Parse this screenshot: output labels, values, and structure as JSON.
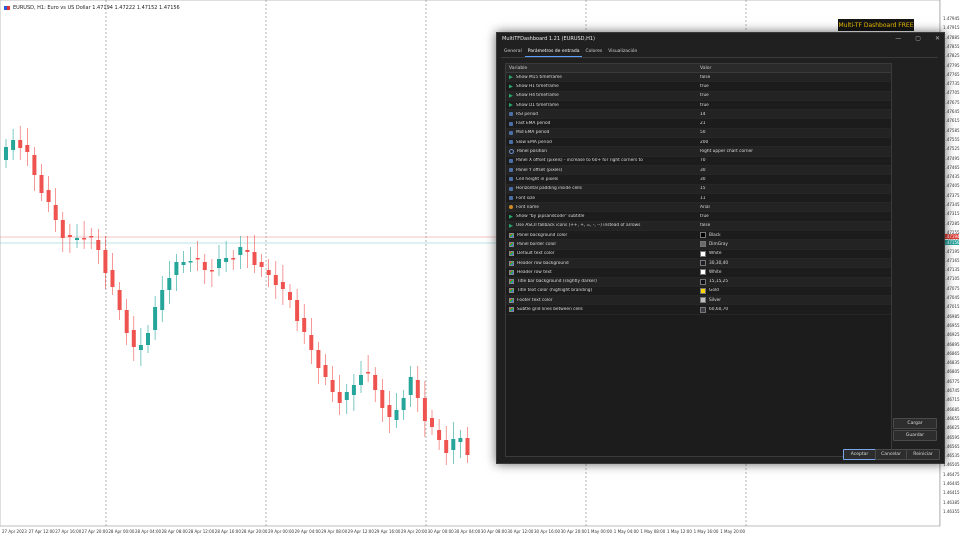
{
  "chart": {
    "header": "EURUSD, H1: Euro vs US Dollar  1.47194  1.47222  1.47152  1.47156",
    "promo": "Multi-TF Dashboard FREE",
    "price_labels": [
      "1.47945",
      "1.47915",
      "1.47885",
      "1.47855",
      "1.47825",
      "1.47795",
      "1.47765",
      "1.47735",
      "1.47705",
      "1.47675",
      "1.47645",
      "1.47615",
      "1.47585",
      "1.47555",
      "1.47525",
      "1.47495",
      "1.47465",
      "1.47435",
      "1.47405",
      "1.47375",
      "1.47345",
      "1.47315",
      "1.47285",
      "1.47255",
      "1.47225",
      "1.47195",
      "1.47165",
      "1.47135",
      "1.47105",
      "1.47075",
      "1.47045",
      "1.47015",
      "1.46985",
      "1.46955",
      "1.46925",
      "1.46895",
      "1.46865",
      "1.46835",
      "1.46805",
      "1.46775",
      "1.46745",
      "1.46715",
      "1.46685",
      "1.46655",
      "1.46625",
      "1.46595",
      "1.46565",
      "1.46535",
      "1.46505",
      "1.46475",
      "1.46445",
      "1.46415",
      "1.46385",
      "1.46355"
    ],
    "price_tags": [
      {
        "text": "1.47194",
        "color": "#e0403a"
      },
      {
        "text": "1.47156",
        "color": "#2aa6a0"
      }
    ],
    "time_labels": [
      "27 Apr 2023",
      "27 Apr 12:00",
      "27 Apr 16:00",
      "27 Apr 20:00",
      "28 Apr 00:00",
      "28 Apr 04:00",
      "28 Apr 08:00",
      "28 Apr 12:00",
      "28 Apr 16:00",
      "28 Apr 20:00",
      "29 Apr 00:00",
      "29 Apr 04:00",
      "29 Apr 08:00",
      "29 Apr 12:00",
      "29 Apr 16:00",
      "29 Apr 20:00",
      "30 Apr 00:00",
      "30 Apr 04:00",
      "30 Apr 08:00",
      "30 Apr 12:00",
      "30 Apr 16:00",
      "30 Apr 20:00",
      "1 May 00:00",
      "1 May 04:00",
      "1 May 08:00",
      "1 May 12:00",
      "1 May 16:00",
      "1 May 20:00"
    ],
    "colors": {
      "bull": "#26a69a",
      "bear": "#ef5350"
    }
  },
  "dialog": {
    "title": "MultiTFDashboard 1.21 (EURUSD,H1)",
    "controls": {
      "minimize": "—",
      "maximize": "▢",
      "close": "✕"
    },
    "tabs": [
      {
        "label": "General",
        "active": false
      },
      {
        "label": "Parámetros de entrada",
        "active": true
      },
      {
        "label": "Colores",
        "active": false
      },
      {
        "label": "Visualización",
        "active": false
      }
    ],
    "columns": {
      "variable": "Variable",
      "value": "Valor"
    },
    "rows": [
      {
        "name": "Show M15 timeframe",
        "value": "false",
        "icon": "bool"
      },
      {
        "name": "Show H1 timeframe",
        "value": "true",
        "icon": "bool"
      },
      {
        "name": "Show H4 timeframe",
        "value": "true",
        "icon": "bool"
      },
      {
        "name": "Show D1 timeframe",
        "value": "true",
        "icon": "bool"
      },
      {
        "name": "RSI period",
        "value": "14",
        "icon": "int"
      },
      {
        "name": "Fast EMA period",
        "value": "21",
        "icon": "int"
      },
      {
        "name": "Mid EMA period",
        "value": "50",
        "icon": "int"
      },
      {
        "name": "Slow EMA period",
        "value": "200",
        "icon": "int"
      },
      {
        "name": "Panel position",
        "value": "Right upper chart corner",
        "icon": "enum"
      },
      {
        "name": "Panel X offset (pixels) - increase to 60+ for right corners to",
        "value": "70",
        "icon": "int"
      },
      {
        "name": "Panel Y offset (pixels)",
        "value": "30",
        "icon": "int"
      },
      {
        "name": "Cell height in pixels",
        "value": "30",
        "icon": "int"
      },
      {
        "name": "Horizontal padding inside cells",
        "value": "15",
        "icon": "int"
      },
      {
        "name": "Font size",
        "value": "11",
        "icon": "int"
      },
      {
        "name": "Font name",
        "value": "Arial",
        "icon": "str"
      },
      {
        "name": "Show \"by pipsandcode\" subtitle",
        "value": "true",
        "icon": "bool"
      },
      {
        "name": "Use ASCII fallback icons (++, +, =, -, --) instead of arrows",
        "value": "false",
        "icon": "bool"
      },
      {
        "name": "Panel background color",
        "value": "Black",
        "icon": "color",
        "swatch": "#000000"
      },
      {
        "name": "Panel border color",
        "value": "DimGray",
        "icon": "color",
        "swatch": "#696969"
      },
      {
        "name": "Default text color",
        "value": "White",
        "icon": "color",
        "swatch": "#ffffff"
      },
      {
        "name": "Header row background",
        "value": "30,30,40",
        "icon": "color",
        "swatch": "#1e1e28"
      },
      {
        "name": "Header row text",
        "value": "White",
        "icon": "color",
        "swatch": "#ffffff"
      },
      {
        "name": "Title bar background (slightly darker)",
        "value": "15,15,25",
        "icon": "color",
        "swatch": "#0f0f19"
      },
      {
        "name": "Title text color (highlight branding)",
        "value": "Gold",
        "icon": "color",
        "swatch": "#ffd700"
      },
      {
        "name": "Footer text color",
        "value": "Silver",
        "icon": "color",
        "swatch": "#c0c0c0"
      },
      {
        "name": "Subtle grid lines between cells",
        "value": "60,60,70",
        "icon": "color",
        "swatch": "#3c3c46"
      }
    ],
    "buttons": {
      "load": "Cargar",
      "save": "Guardar",
      "ok": "Aceptar",
      "cancel": "Cancelar",
      "reset": "Reiniciar"
    }
  }
}
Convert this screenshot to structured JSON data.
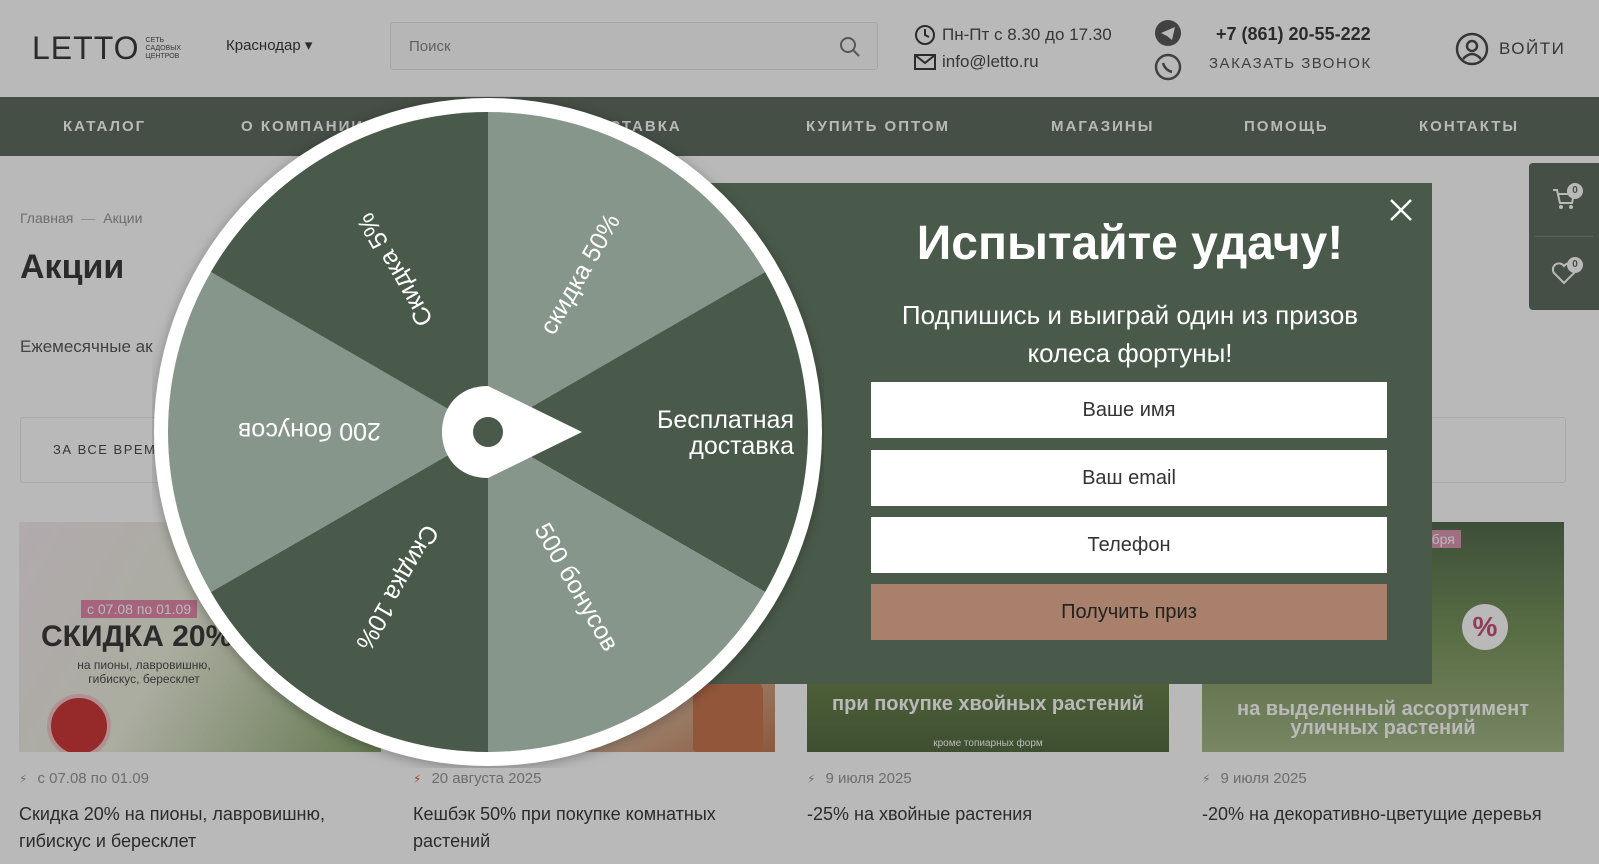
{
  "header": {
    "logo": "LETTO",
    "logo_sub": "СЕТЬ САДОВЫХ ЦЕНТРОВ",
    "city": "Краснодар ▾",
    "search_placeholder": "Поиск",
    "hours": "Пн-Пт с 8.30 до 17.30",
    "email": "info@letto.ru",
    "phone": "+7 (861) 20-55-222",
    "callback": "ЗАКАЗАТЬ ЗВОНОК",
    "login": "ВОЙТИ",
    "icons": [
      "clock-icon",
      "mail-icon",
      "telegram-icon",
      "whatsapp-icon",
      "user-icon",
      "search-icon"
    ]
  },
  "nav": {
    "items": [
      {
        "label": "КАТАЛОГ"
      },
      {
        "label": "О КОМПАНИИ"
      },
      {
        "label": "ДОСТАВКА"
      },
      {
        "label": "КУПИТЬ ОПТОМ"
      },
      {
        "label": "МАГАЗИНЫ"
      },
      {
        "label": "ПОМОЩЬ"
      },
      {
        "label": "КОНТАКТЫ"
      }
    ]
  },
  "breadcrumb": {
    "home": "Главная",
    "sep": "—",
    "current": "Акции"
  },
  "page": {
    "title": "Акции",
    "description": "Ежемесячные ак",
    "filter": "ЗА ВСЕ ВРЕМЯ"
  },
  "side": {
    "cart_count": "0",
    "wishlist_count": "0"
  },
  "cards": [
    {
      "date": "с 07.08 по 01.09",
      "title": "Скидка 20% на пионы, лавровишню, гибискус и бересклет",
      "image_tag": "с 07.08 по 01.09",
      "image_headline": "СКИДКА 20%",
      "image_caption": "на пионы, лавровишню, гибискус, бересклет"
    },
    {
      "date": "20 августа 2025",
      "title": "Кешбэк 50% при покупке комнатных растений"
    },
    {
      "date": "9 июля 2025",
      "title": "-25% на хвойные растения",
      "image_caption": "при покупке хвойных растений",
      "image_note": "кроме топиарных форм"
    },
    {
      "date": "9 июля 2025",
      "title": "-20% на декоративно-цветущие деревья",
      "image_tag": "ября",
      "image_caption": "на выделенный ассортимент уличных растений"
    }
  ],
  "popup": {
    "title": "Испытайте удачу!",
    "subtitle": "Подпишись и выиграй один из призов колеса фортуны!",
    "name_placeholder": "Ваше имя",
    "email_placeholder": "Ваш email",
    "phone_placeholder": "Телефон",
    "submit": "Получить приз"
  },
  "wheel": {
    "segments": [
      {
        "label": "скидка 50%",
        "color": "#86968a"
      },
      {
        "label": "Бесплатная доставка",
        "color": "#4a5a4a"
      },
      {
        "label": "500 бонусов",
        "color": "#86968a"
      },
      {
        "label": "Скидка 10%",
        "color": "#4a5a4a"
      },
      {
        "label": "200 бонусов",
        "color": "#86968a"
      },
      {
        "label": "Скидка 5%",
        "color": "#4a5a4a"
      }
    ]
  },
  "colors": {
    "primary": "#4a5a4a",
    "wheel_light": "#86968a",
    "accent_button": "#a8806b"
  }
}
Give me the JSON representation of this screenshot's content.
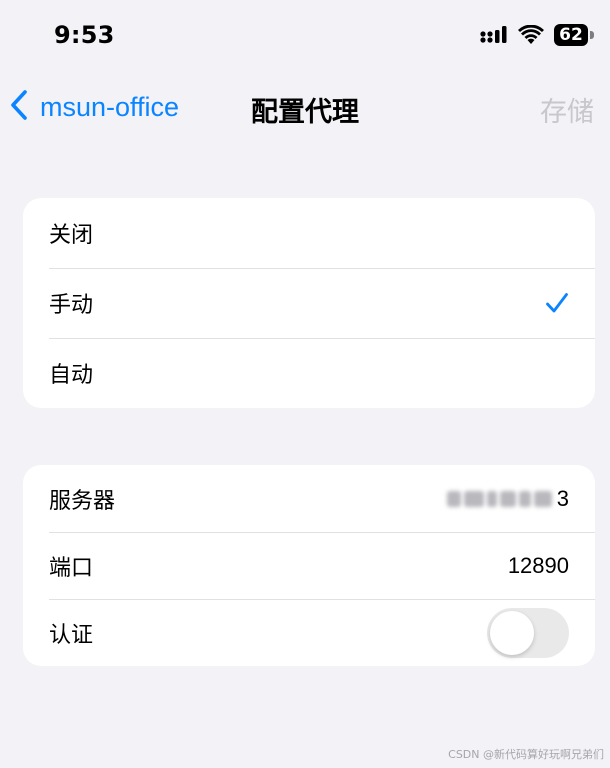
{
  "status_bar": {
    "time": "9:53",
    "battery": "62",
    "icons": [
      "cellular-signal-icon",
      "wifi-icon",
      "battery-icon"
    ]
  },
  "nav": {
    "back_label": "msun-office",
    "title": "配置代理",
    "save_label": "存储",
    "accent_color": "#0a84ff",
    "disabled_color": "#c7c7cc"
  },
  "proxy_modes": {
    "options": [
      {
        "label": "关闭",
        "selected": false
      },
      {
        "label": "手动",
        "selected": true
      },
      {
        "label": "自动",
        "selected": false
      }
    ]
  },
  "manual_settings": {
    "server_label": "服务器",
    "server_value_visible_tail": "3",
    "port_label": "端口",
    "port_value": "12890",
    "auth_label": "认证",
    "auth_enabled": false
  },
  "watermark": "CSDN @新代码算好玩啊兄弟们"
}
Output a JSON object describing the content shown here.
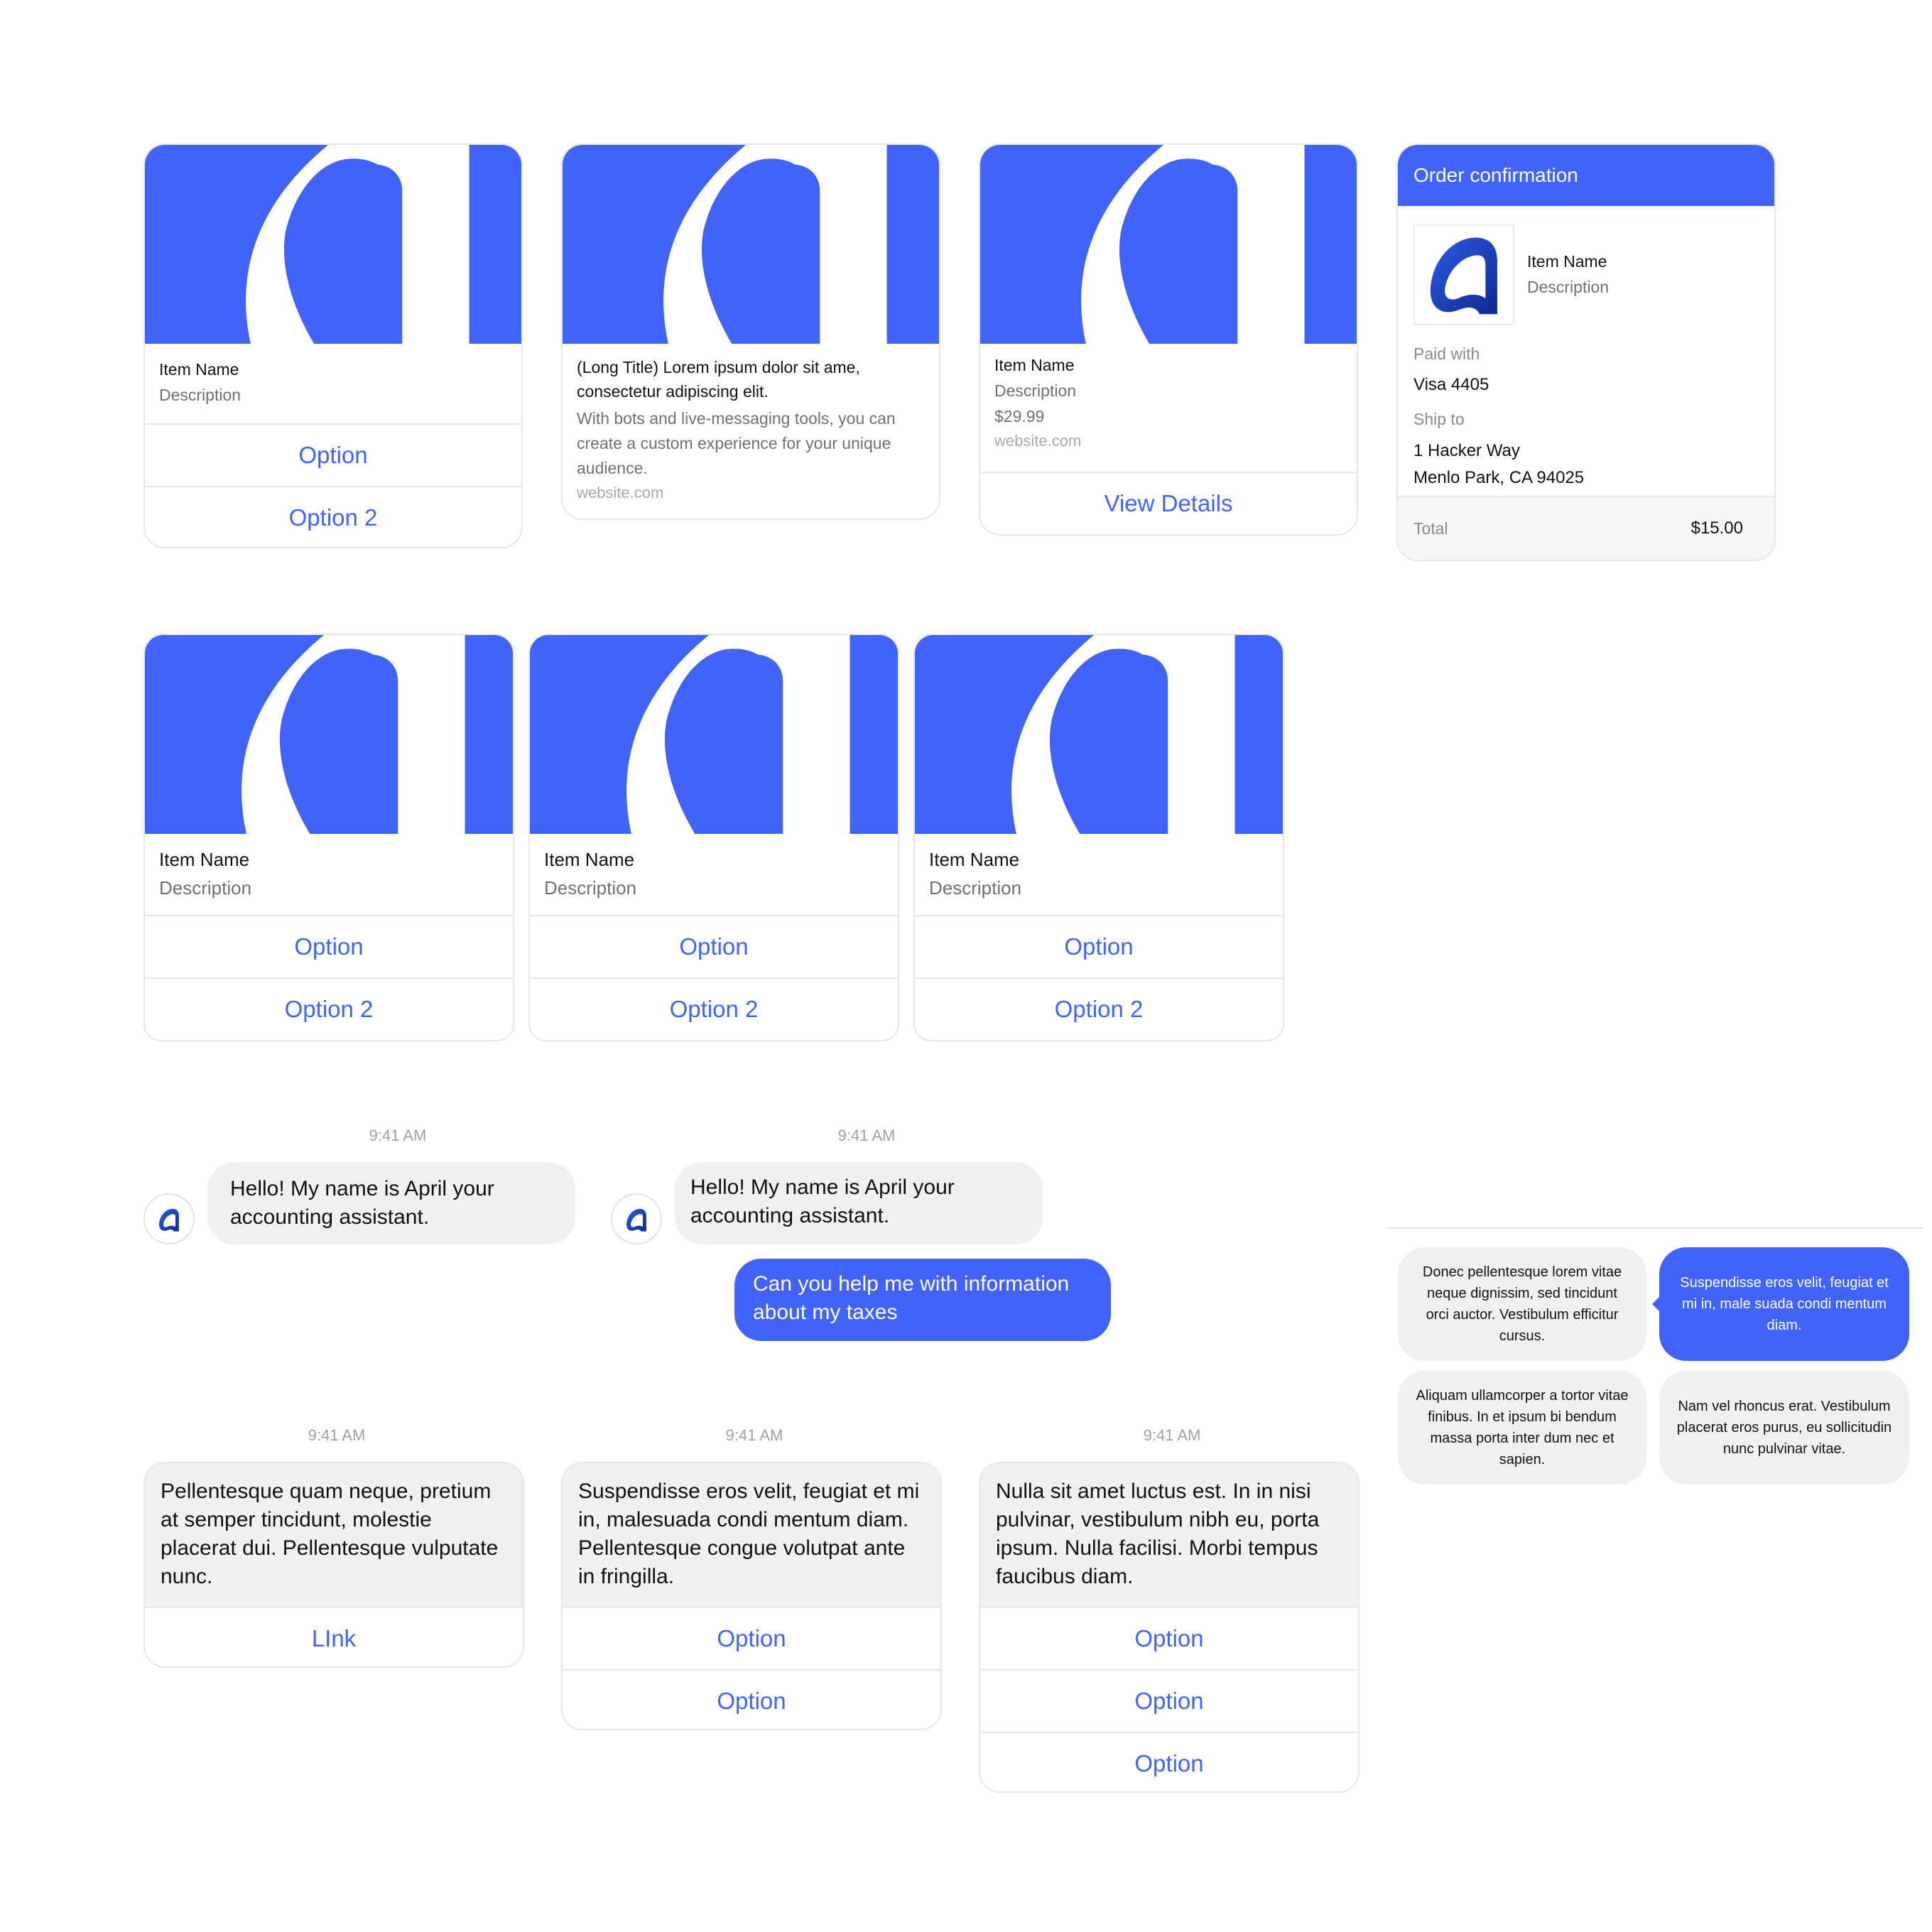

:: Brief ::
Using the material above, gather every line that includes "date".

:: Task result ::
      "date": "с 07.08 по 01.09",
      "date": "20 августа 2025",
      "date": "9 июля 2025",
      "date": "9 июля 2025",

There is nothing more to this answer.